■ **Exercise requirements**: Every record below is to be retyped exactly, with any pictures left out.

■ **Supplied records**:
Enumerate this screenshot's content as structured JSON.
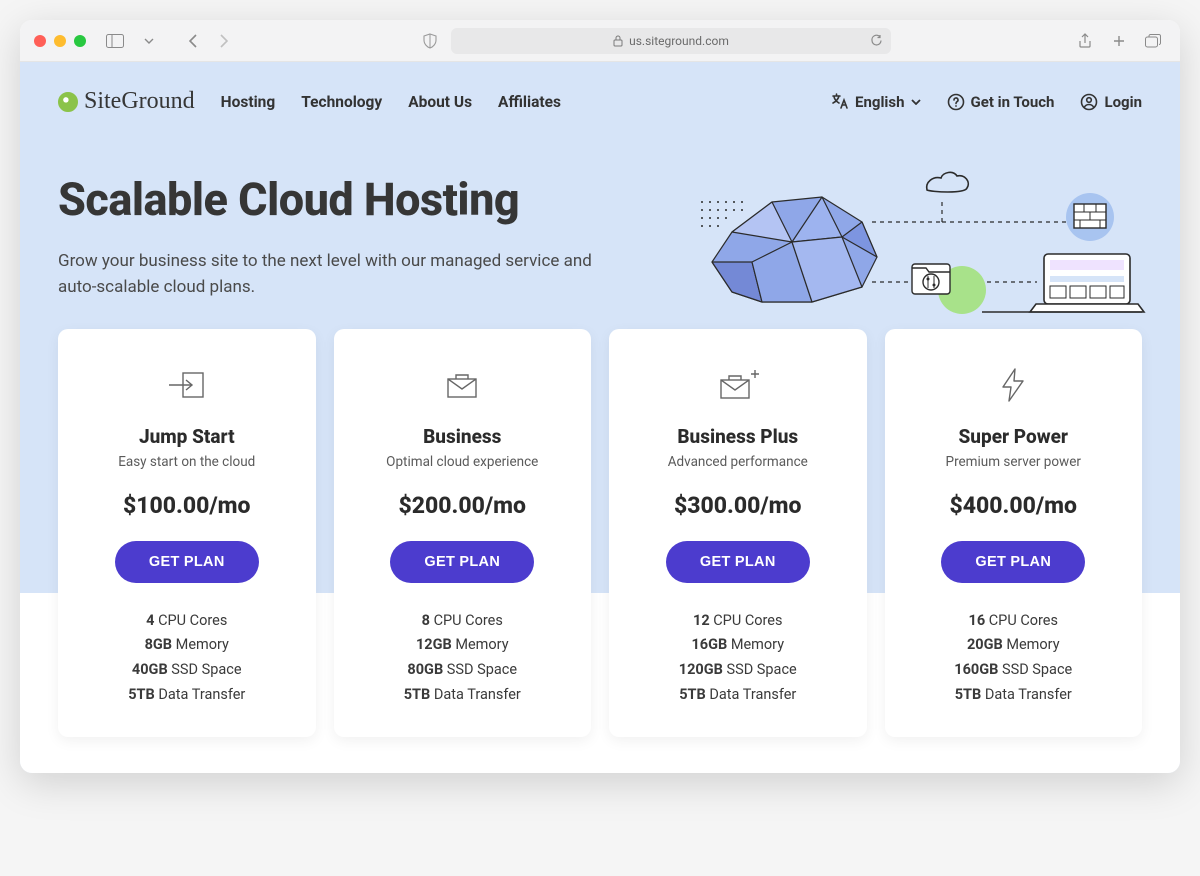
{
  "browser": {
    "url_display": "us.siteground.com"
  },
  "header": {
    "logo_text": "SiteGround",
    "nav": [
      "Hosting",
      "Technology",
      "About Us",
      "Affiliates"
    ],
    "language_label": "English",
    "contact_label": "Get in Touch",
    "login_label": "Login"
  },
  "hero": {
    "title": "Scalable Cloud Hosting",
    "subtitle": "Grow your business site to the next level with our managed service and auto-scalable cloud plans."
  },
  "plans": [
    {
      "icon": "arrow-into-box-icon",
      "name": "Jump Start",
      "tagline": "Easy start on the cloud",
      "price": "$100.00/mo",
      "cta": "GET PLAN",
      "features": [
        {
          "bold": "4",
          "rest": " CPU Cores"
        },
        {
          "bold": "8GB",
          "rest": " Memory"
        },
        {
          "bold": "40GB",
          "rest": " SSD Space"
        },
        {
          "bold": "5TB",
          "rest": " Data Transfer"
        }
      ]
    },
    {
      "icon": "briefcase-icon",
      "name": "Business",
      "tagline": "Optimal cloud experience",
      "price": "$200.00/mo",
      "cta": "GET PLAN",
      "features": [
        {
          "bold": "8",
          "rest": " CPU Cores"
        },
        {
          "bold": "12GB",
          "rest": " Memory"
        },
        {
          "bold": "80GB",
          "rest": " SSD Space"
        },
        {
          "bold": "5TB",
          "rest": " Data Transfer"
        }
      ]
    },
    {
      "icon": "briefcase-plus-icon",
      "name": "Business Plus",
      "tagline": "Advanced performance",
      "price": "$300.00/mo",
      "cta": "GET PLAN",
      "features": [
        {
          "bold": "12",
          "rest": " CPU Cores"
        },
        {
          "bold": "16GB",
          "rest": " Memory"
        },
        {
          "bold": "120GB",
          "rest": " SSD Space"
        },
        {
          "bold": "5TB",
          "rest": " Data Transfer"
        }
      ]
    },
    {
      "icon": "lightning-icon",
      "name": "Super Power",
      "tagline": "Premium server power",
      "price": "$400.00/mo",
      "cta": "GET PLAN",
      "features": [
        {
          "bold": "16",
          "rest": " CPU Cores"
        },
        {
          "bold": "20GB",
          "rest": " Memory"
        },
        {
          "bold": "160GB",
          "rest": " SSD Space"
        },
        {
          "bold": "5TB",
          "rest": " Data Transfer"
        }
      ]
    }
  ]
}
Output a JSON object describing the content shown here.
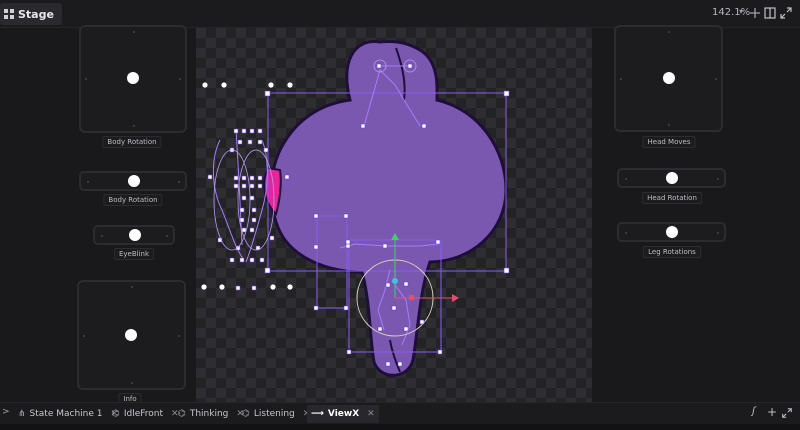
{
  "header": {
    "stage_label": "Stage",
    "zoom_level": "142.1%",
    "icons": [
      "grid-icon",
      "split-view-icon",
      "expand-icon"
    ]
  },
  "controls": {
    "body_rotation_pad": "Body Rotation",
    "body_rotation_slider": "Body  Rotation",
    "eyeblink": "EyeBlink",
    "info": "Info",
    "head_moves": "Head Moves",
    "head_rotation": "Head Rotation",
    "leg_rotations": "Leg Rotations"
  },
  "tabs": [
    {
      "label": "State Machine 1",
      "icon": "state-machine-icon",
      "active": false
    },
    {
      "label": "IdleFront",
      "icon": "timeline-icon",
      "active": false
    },
    {
      "label": "Thinking",
      "icon": "timeline-icon",
      "active": false
    },
    {
      "label": "Listening",
      "icon": "timeline-icon",
      "active": false
    },
    {
      "label": "ViewX",
      "icon": "arrow-right-icon",
      "active": true
    }
  ],
  "colors": {
    "character_fill": "#7b58b0",
    "character_outline": "#1e0f3a",
    "accent_pink": "#e8249a",
    "bone": "#8a5cf0",
    "background": "#141416"
  }
}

■ **Response box**:
Enumerate this screenshot's content as structured JSON.
{
  "browser": {
    "url_display": "us.siteground.com"
  },
  "header": {
    "logo_text": "SiteGround",
    "nav": [
      "Hosting",
      "Technology",
      "About Us",
      "Affiliates"
    ],
    "language_label": "English",
    "contact_label": "Get in Touch",
    "login_label": "Login"
  },
  "hero": {
    "title": "Scalable Cloud Hosting",
    "subtitle": "Grow your business site to the next level with our managed service and auto-scalable cloud plans."
  },
  "plans": [
    {
      "icon": "arrow-into-box-icon",
      "name": "Jump Start",
      "tagline": "Easy start on the cloud",
      "price": "$100.00/mo",
      "cta": "GET PLAN",
      "features": [
        {
          "bold": "4",
          "rest": " CPU Cores"
        },
        {
          "bold": "8GB",
          "rest": " Memory"
        },
        {
          "bold": "40GB",
          "rest": " SSD Space"
        },
        {
          "bold": "5TB",
          "rest": " Data Transfer"
        }
      ]
    },
    {
      "icon": "briefcase-icon",
      "name": "Business",
      "tagline": "Optimal cloud experience",
      "price": "$200.00/mo",
      "cta": "GET PLAN",
      "features": [
        {
          "bold": "8",
          "rest": " CPU Cores"
        },
        {
          "bold": "12GB",
          "rest": " Memory"
        },
        {
          "bold": "80GB",
          "rest": " SSD Space"
        },
        {
          "bold": "5TB",
          "rest": " Data Transfer"
        }
      ]
    },
    {
      "icon": "briefcase-plus-icon",
      "name": "Business Plus",
      "tagline": "Advanced performance",
      "price": "$300.00/mo",
      "cta": "GET PLAN",
      "features": [
        {
          "bold": "12",
          "rest": " CPU Cores"
        },
        {
          "bold": "16GB",
          "rest": " Memory"
        },
        {
          "bold": "120GB",
          "rest": " SSD Space"
        },
        {
          "bold": "5TB",
          "rest": " Data Transfer"
        }
      ]
    },
    {
      "icon": "lightning-icon",
      "name": "Super Power",
      "tagline": "Premium server power",
      "price": "$400.00/mo",
      "cta": "GET PLAN",
      "features": [
        {
          "bold": "16",
          "rest": " CPU Cores"
        },
        {
          "bold": "20GB",
          "rest": " Memory"
        },
        {
          "bold": "160GB",
          "rest": " SSD Space"
        },
        {
          "bold": "5TB",
          "rest": " Data Transfer"
        }
      ]
    }
  ]
}
Output a JSON object describing the content shown here.
{
  "header": {
    "stage_label": "Stage",
    "zoom_level": "142.1%",
    "icons": [
      "grid-icon",
      "split-view-icon",
      "expand-icon"
    ]
  },
  "controls": {
    "body_rotation_pad": "Body Rotation",
    "body_rotation_slider": "Body  Rotation",
    "eyeblink": "EyeBlink",
    "info": "Info",
    "head_moves": "Head Moves",
    "head_rotation": "Head Rotation",
    "leg_rotations": "Leg Rotations"
  },
  "tabs": [
    {
      "label": "State Machine 1",
      "icon": "state-machine-icon",
      "active": false
    },
    {
      "label": "IdleFront",
      "icon": "timeline-icon",
      "active": false
    },
    {
      "label": "Thinking",
      "icon": "timeline-icon",
      "active": false
    },
    {
      "label": "Listening",
      "icon": "timeline-icon",
      "active": false
    },
    {
      "label": "ViewX",
      "icon": "arrow-right-icon",
      "active": true
    }
  ],
  "colors": {
    "character_fill": "#7b58b0",
    "character_outline": "#1e0f3a",
    "accent_pink": "#e8249a",
    "bone": "#8a5cf0",
    "background": "#141416"
  }
}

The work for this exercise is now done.